§ **TASK INSTRUCTIONS**
Every line below that carries the word "this" needs to be copied.

= = = =

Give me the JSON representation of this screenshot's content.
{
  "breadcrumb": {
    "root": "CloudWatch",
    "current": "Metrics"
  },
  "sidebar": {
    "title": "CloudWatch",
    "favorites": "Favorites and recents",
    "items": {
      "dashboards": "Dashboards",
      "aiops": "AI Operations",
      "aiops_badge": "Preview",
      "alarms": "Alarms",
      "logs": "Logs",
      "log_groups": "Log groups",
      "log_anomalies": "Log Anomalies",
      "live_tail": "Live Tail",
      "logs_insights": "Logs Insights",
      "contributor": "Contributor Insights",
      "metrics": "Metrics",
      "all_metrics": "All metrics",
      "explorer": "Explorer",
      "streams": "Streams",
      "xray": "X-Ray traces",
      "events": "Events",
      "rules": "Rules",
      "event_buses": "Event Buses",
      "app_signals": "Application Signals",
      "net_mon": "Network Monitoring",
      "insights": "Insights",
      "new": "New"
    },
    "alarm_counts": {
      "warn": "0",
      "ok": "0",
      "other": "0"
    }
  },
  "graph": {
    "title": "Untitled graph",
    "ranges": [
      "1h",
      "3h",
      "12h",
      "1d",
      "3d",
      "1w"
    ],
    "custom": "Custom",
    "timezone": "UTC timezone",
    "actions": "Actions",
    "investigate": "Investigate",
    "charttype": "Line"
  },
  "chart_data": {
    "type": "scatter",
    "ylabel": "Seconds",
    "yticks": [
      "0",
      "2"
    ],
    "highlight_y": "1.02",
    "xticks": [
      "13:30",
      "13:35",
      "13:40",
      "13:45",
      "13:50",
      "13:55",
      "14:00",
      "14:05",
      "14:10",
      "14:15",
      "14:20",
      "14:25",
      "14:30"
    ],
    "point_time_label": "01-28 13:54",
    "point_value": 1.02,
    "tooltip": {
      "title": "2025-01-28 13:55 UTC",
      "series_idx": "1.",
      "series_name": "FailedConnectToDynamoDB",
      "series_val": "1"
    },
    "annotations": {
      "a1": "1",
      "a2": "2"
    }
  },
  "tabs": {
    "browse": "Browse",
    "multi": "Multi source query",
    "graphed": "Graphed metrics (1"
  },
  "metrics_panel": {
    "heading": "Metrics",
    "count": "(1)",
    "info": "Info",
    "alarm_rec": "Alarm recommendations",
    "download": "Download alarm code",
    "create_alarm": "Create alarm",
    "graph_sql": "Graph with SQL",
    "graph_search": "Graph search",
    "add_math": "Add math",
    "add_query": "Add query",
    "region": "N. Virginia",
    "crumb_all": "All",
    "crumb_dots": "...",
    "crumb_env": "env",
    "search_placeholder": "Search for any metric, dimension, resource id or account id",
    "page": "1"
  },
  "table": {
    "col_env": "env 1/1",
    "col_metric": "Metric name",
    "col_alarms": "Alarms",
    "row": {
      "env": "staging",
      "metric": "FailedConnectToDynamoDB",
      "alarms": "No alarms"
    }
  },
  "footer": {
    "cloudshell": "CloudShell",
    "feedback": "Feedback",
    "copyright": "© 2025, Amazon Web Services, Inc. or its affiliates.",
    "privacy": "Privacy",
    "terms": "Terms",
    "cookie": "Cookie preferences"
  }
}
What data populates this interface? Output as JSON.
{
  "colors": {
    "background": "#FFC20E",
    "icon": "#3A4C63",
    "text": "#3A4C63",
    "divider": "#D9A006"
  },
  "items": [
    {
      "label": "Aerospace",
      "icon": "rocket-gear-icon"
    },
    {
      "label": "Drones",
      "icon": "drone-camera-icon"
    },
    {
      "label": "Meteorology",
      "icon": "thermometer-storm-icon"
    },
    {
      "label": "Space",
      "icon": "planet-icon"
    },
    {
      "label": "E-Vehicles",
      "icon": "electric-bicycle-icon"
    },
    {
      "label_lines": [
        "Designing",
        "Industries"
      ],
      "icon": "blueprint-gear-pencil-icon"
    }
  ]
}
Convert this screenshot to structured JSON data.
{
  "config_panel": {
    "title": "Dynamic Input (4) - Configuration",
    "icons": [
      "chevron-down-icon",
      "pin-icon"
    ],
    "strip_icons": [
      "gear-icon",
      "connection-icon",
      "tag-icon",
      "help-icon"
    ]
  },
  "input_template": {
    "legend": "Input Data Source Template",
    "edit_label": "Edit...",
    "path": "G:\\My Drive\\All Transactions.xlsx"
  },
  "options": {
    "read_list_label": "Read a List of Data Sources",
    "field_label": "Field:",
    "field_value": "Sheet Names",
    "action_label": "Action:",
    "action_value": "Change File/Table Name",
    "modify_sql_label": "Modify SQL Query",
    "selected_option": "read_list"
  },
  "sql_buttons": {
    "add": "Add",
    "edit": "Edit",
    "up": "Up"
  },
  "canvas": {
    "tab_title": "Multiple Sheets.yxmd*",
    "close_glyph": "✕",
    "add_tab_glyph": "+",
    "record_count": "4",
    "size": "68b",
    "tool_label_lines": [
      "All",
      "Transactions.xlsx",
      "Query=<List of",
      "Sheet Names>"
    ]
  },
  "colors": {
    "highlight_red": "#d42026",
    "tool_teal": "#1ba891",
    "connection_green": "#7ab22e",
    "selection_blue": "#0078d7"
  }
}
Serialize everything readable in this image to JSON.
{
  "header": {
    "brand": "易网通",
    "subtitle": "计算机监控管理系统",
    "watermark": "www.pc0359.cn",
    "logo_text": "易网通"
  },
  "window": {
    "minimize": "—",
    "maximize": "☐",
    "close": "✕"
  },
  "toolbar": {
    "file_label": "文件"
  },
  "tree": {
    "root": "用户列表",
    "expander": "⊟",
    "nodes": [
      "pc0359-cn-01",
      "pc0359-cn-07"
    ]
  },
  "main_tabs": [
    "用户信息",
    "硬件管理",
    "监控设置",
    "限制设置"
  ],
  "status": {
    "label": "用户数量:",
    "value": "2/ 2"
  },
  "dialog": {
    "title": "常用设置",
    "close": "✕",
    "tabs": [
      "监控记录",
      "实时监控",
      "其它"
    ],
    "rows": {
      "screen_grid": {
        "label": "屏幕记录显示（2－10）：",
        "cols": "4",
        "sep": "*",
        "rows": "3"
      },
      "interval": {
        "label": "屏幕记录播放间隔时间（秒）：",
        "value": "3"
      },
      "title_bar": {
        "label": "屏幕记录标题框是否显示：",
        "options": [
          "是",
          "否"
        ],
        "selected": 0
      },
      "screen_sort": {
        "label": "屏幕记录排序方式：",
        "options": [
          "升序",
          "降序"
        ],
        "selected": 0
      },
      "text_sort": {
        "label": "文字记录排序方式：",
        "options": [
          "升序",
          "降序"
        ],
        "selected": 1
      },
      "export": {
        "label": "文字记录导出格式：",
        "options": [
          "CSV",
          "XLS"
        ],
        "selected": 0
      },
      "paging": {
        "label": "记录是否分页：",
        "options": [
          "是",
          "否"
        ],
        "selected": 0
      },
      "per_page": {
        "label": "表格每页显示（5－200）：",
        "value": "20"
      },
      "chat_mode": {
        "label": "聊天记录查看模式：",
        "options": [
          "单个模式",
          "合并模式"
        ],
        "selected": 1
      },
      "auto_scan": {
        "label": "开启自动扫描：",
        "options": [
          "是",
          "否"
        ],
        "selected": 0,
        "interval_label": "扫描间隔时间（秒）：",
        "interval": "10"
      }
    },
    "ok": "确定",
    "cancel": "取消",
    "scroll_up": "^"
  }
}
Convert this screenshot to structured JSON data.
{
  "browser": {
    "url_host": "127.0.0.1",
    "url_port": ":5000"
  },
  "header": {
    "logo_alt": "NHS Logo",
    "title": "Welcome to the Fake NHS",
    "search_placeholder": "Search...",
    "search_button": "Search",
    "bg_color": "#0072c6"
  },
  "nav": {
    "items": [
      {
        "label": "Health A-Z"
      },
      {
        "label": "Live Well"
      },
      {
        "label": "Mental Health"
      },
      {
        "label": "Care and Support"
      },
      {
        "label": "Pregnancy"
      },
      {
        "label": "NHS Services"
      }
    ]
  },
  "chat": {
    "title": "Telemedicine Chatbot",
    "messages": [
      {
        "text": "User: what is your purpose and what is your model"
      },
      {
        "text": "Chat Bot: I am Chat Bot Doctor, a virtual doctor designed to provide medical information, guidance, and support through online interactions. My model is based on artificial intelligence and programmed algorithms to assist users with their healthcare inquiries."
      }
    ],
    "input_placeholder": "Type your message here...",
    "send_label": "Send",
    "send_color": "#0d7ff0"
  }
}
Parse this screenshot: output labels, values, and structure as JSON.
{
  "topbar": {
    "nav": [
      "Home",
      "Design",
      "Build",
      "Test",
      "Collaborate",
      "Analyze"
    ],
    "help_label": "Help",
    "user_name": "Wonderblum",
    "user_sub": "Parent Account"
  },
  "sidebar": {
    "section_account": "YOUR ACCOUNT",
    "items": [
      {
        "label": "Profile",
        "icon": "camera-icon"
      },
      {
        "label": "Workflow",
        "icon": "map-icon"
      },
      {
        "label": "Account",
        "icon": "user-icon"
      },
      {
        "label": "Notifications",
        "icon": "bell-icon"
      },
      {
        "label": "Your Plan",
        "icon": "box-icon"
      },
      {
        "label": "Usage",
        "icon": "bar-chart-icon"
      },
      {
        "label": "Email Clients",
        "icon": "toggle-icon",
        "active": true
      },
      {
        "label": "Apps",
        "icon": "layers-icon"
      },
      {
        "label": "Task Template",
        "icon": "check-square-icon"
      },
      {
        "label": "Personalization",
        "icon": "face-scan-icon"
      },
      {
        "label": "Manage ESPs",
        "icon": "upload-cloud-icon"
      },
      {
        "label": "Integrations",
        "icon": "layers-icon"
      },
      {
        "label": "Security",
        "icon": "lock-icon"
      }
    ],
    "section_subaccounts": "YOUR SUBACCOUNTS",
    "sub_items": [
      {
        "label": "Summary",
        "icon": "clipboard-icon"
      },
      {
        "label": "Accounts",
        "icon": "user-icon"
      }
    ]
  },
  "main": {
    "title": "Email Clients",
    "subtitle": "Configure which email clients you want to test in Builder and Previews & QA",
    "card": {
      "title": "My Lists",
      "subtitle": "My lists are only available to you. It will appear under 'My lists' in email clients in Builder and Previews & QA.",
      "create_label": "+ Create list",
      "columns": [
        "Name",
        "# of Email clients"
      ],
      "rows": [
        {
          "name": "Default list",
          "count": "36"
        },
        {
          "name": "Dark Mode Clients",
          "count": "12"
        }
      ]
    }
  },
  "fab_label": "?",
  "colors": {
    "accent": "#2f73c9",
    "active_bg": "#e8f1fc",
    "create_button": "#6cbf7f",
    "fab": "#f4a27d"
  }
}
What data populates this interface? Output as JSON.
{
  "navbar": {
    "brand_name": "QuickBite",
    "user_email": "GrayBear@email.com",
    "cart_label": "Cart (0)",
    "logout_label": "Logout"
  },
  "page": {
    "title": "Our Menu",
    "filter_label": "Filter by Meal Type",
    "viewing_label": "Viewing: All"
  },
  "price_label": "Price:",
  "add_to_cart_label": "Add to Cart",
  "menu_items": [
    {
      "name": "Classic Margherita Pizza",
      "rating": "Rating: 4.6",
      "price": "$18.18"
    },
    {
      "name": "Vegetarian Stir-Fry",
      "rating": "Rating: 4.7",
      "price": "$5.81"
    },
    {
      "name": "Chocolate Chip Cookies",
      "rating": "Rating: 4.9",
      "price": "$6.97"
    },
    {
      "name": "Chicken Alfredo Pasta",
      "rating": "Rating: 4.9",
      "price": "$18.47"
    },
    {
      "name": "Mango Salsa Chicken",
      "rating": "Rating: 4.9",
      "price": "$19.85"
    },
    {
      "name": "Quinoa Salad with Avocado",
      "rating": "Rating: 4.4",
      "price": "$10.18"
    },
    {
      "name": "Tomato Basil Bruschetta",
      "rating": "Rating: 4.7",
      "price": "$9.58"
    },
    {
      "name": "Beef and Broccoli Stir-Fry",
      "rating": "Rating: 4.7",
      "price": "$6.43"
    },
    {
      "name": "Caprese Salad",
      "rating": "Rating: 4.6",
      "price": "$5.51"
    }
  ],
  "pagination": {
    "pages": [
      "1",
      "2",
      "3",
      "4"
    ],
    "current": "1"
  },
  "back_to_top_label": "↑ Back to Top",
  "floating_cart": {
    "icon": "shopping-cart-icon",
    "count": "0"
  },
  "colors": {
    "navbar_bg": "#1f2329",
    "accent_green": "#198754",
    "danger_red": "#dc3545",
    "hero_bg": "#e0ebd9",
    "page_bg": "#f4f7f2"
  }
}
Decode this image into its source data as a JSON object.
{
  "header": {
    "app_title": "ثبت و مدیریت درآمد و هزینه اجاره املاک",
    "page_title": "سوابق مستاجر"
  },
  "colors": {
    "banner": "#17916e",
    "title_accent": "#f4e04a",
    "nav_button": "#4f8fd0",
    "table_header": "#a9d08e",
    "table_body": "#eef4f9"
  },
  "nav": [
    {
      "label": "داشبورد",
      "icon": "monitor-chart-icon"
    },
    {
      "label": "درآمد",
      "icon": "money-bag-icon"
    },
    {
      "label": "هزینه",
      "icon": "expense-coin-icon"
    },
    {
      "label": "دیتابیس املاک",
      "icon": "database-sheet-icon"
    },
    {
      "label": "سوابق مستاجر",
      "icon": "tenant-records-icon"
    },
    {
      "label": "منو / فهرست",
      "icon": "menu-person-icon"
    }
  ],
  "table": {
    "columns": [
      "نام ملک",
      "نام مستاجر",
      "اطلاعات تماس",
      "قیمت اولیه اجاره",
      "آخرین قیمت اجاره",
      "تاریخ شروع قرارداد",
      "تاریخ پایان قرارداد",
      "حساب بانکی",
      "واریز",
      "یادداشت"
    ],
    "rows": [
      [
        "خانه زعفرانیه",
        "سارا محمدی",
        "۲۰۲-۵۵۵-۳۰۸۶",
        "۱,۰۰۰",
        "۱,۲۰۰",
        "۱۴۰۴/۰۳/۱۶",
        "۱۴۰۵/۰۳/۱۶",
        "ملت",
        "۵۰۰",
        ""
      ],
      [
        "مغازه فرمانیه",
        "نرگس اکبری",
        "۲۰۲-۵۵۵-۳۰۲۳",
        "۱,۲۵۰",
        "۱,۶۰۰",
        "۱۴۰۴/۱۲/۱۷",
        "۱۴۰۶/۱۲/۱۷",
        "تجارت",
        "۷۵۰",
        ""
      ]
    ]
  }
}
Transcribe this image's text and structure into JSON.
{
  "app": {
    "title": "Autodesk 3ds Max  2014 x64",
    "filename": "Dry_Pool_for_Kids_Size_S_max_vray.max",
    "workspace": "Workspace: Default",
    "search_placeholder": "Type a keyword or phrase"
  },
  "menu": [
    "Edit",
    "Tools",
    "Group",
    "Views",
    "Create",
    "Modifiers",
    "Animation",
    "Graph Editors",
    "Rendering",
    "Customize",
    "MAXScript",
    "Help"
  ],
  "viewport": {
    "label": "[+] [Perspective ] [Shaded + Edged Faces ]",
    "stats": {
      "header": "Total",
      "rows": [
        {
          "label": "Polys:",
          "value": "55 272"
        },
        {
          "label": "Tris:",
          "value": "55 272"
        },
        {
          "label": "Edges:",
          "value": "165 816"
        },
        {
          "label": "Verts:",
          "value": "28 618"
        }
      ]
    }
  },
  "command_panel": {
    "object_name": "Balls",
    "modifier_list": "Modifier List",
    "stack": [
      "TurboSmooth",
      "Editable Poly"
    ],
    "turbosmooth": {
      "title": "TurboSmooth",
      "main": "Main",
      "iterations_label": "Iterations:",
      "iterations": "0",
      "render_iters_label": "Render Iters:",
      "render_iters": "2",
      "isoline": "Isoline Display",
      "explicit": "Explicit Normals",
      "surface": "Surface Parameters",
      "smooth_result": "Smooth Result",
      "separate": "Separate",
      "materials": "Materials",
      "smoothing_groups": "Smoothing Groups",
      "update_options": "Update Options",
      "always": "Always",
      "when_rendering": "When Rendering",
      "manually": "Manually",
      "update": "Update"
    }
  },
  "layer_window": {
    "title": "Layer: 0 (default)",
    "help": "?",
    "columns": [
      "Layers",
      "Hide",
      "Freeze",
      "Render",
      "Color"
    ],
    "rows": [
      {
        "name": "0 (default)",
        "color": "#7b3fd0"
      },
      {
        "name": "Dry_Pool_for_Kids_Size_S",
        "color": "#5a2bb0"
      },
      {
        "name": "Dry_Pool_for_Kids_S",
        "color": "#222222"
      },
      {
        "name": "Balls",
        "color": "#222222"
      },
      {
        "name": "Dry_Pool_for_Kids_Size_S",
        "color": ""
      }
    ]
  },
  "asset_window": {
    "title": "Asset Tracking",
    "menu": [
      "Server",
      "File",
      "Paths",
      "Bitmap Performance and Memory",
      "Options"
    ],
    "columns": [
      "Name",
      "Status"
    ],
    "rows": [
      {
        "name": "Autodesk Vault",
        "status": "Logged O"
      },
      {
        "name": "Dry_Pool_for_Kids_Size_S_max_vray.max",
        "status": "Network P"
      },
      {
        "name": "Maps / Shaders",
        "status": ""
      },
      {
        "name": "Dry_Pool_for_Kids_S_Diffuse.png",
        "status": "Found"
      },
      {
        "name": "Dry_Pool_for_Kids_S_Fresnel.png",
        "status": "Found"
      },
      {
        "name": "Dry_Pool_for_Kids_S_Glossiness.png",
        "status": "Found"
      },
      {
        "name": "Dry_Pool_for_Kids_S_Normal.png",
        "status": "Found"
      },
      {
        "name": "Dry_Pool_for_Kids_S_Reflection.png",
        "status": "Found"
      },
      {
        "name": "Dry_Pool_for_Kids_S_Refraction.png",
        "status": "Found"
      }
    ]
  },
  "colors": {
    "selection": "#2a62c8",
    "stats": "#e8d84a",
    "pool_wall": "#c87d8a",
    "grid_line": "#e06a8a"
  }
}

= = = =

§ **WRITTEN ANSWER**
Give me the JSON representation of this screenshot's content.
What data populates this interface? Output as JSON.
Convert this screenshot to structured JSON data.
Serialize everything readable in this image to JSON.
Convert this screenshot to structured JSON data.
Parse this screenshot: output labels, values, and structure as JSON.
What data populates this interface? Output as JSON.
Decode this image into its source data as a JSON object.
Transcribe this image's text and structure into JSON.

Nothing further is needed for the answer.